***** RECORDED DATA

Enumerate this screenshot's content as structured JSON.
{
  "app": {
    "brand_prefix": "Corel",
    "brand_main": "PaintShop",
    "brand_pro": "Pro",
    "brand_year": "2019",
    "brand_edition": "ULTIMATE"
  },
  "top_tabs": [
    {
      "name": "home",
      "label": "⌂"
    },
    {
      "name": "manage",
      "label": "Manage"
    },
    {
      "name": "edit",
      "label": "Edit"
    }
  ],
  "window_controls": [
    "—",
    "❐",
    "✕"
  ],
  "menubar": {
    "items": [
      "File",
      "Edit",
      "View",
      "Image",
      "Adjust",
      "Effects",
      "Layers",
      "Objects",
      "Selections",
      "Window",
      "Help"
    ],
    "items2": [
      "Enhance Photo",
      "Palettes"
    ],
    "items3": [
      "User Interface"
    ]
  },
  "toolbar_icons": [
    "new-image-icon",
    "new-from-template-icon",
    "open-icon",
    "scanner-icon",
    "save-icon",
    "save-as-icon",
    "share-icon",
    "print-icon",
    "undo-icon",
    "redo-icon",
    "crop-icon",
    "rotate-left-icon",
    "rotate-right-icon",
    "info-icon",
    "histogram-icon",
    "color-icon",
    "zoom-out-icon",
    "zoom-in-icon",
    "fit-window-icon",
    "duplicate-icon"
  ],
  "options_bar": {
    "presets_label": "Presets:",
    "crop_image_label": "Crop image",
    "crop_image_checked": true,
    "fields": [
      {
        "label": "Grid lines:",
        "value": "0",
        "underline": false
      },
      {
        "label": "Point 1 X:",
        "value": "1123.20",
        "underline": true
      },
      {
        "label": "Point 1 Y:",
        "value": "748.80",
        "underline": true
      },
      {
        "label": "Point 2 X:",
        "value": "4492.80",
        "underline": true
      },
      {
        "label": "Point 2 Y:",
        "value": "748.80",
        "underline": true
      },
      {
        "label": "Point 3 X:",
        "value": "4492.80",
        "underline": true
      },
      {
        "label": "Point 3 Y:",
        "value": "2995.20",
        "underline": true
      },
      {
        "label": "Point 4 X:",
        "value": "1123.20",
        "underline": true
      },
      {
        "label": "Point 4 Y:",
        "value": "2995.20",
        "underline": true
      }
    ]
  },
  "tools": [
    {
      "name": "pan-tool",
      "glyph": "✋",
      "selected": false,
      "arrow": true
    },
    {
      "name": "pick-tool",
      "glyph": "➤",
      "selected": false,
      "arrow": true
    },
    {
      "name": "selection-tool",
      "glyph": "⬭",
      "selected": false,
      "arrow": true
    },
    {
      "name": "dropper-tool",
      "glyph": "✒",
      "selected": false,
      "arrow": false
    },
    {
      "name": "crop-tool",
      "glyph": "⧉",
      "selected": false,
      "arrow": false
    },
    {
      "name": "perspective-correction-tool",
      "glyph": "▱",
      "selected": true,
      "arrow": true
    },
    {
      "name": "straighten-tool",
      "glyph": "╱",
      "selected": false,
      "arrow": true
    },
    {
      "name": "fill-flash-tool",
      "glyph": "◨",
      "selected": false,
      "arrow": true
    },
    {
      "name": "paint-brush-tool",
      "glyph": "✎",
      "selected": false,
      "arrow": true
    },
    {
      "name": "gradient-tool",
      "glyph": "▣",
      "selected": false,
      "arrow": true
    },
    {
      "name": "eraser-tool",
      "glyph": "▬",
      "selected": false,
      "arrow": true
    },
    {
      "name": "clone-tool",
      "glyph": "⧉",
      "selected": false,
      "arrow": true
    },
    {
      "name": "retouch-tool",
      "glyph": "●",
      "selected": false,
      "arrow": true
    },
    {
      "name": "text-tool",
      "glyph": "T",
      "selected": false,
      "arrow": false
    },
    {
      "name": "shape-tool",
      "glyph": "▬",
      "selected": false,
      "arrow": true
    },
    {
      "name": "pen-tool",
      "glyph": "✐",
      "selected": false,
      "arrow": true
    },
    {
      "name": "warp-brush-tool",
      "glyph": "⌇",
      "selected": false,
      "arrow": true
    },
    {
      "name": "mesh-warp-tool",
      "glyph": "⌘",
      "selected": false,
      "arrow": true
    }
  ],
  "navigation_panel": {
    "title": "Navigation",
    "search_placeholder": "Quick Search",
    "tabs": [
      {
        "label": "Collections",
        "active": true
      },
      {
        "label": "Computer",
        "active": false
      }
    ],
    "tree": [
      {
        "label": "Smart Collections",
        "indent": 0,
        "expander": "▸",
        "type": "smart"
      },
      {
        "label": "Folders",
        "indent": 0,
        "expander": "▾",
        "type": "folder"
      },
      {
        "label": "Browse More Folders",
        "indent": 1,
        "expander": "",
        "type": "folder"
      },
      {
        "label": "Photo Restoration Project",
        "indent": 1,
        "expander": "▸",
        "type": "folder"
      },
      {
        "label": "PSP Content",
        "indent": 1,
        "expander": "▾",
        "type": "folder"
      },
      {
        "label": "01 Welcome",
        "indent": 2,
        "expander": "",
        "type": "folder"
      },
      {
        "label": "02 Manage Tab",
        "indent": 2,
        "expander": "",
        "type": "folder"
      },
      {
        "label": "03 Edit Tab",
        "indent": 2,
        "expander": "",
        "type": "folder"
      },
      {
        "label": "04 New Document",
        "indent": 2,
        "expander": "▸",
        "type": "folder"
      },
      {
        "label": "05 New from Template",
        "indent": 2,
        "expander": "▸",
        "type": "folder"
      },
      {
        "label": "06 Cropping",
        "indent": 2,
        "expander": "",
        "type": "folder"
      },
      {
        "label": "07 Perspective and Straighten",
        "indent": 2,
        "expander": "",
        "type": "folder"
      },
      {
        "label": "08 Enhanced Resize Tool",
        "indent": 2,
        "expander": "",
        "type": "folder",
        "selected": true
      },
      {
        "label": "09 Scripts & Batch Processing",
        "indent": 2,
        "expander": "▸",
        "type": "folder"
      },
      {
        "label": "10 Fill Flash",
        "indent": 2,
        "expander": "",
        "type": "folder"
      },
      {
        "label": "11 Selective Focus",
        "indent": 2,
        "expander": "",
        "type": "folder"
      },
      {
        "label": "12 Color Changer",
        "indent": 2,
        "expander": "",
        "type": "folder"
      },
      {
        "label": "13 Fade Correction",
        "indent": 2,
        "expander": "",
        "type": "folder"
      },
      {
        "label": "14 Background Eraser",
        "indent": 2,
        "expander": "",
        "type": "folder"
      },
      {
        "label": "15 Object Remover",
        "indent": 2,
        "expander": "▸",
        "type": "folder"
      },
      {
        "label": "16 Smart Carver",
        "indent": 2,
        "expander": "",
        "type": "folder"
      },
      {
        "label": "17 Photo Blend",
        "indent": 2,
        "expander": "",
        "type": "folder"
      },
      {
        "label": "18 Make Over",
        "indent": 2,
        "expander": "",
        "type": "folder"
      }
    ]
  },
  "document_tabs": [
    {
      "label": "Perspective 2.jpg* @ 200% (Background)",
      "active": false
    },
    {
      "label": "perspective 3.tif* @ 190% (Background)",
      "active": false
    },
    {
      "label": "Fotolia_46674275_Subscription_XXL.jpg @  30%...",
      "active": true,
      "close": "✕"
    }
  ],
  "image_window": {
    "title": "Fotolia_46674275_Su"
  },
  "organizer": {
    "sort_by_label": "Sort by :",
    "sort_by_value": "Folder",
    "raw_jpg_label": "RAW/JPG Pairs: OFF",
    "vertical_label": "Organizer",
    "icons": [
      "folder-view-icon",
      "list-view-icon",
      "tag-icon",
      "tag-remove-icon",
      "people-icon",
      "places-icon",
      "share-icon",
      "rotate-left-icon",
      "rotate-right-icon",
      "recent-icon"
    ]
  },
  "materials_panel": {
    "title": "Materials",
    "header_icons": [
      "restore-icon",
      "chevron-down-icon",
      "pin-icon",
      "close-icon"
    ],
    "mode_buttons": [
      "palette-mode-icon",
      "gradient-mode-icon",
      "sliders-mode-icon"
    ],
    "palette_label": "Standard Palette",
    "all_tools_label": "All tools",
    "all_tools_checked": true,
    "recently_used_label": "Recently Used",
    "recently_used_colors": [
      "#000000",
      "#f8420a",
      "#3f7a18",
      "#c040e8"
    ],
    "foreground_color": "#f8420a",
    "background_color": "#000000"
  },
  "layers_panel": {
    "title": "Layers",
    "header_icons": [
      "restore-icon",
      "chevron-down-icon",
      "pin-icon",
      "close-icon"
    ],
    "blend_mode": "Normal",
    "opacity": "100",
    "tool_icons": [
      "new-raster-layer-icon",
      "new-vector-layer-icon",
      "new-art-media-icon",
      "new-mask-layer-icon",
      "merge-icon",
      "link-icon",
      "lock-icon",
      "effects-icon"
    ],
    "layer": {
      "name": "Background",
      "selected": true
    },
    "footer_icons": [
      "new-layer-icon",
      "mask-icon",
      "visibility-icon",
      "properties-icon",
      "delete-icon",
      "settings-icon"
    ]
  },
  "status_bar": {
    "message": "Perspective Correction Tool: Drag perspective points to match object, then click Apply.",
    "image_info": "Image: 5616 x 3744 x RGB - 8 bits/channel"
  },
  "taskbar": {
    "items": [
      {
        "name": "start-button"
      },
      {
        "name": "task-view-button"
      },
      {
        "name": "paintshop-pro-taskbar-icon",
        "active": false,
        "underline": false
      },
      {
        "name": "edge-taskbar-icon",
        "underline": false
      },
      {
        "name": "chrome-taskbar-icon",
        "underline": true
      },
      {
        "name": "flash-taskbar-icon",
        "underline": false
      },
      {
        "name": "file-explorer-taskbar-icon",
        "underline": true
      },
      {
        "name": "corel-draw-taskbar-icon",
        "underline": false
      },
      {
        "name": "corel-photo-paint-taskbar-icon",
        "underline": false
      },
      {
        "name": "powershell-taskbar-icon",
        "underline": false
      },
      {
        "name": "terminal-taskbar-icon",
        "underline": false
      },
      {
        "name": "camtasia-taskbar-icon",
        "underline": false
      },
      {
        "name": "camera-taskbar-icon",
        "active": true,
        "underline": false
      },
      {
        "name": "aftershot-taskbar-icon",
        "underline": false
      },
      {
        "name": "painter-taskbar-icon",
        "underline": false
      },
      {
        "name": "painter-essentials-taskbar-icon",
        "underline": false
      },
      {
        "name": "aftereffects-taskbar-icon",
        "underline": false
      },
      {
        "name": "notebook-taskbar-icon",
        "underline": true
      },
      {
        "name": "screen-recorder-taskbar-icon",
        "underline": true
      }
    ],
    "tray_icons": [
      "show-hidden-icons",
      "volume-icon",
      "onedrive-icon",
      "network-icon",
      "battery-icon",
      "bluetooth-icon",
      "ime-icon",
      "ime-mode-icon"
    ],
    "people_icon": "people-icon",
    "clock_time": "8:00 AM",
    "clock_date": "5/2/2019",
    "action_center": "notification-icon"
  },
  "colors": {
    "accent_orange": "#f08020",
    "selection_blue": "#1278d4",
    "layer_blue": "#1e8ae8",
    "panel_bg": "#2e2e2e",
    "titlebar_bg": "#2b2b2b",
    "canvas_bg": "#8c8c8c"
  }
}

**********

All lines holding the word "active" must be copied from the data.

§ **REPLY TO THE TASK**:
        "active": true
        "active": false
      "active": false
      "active": false
      "active": true,
        "active": false,
        "active": true,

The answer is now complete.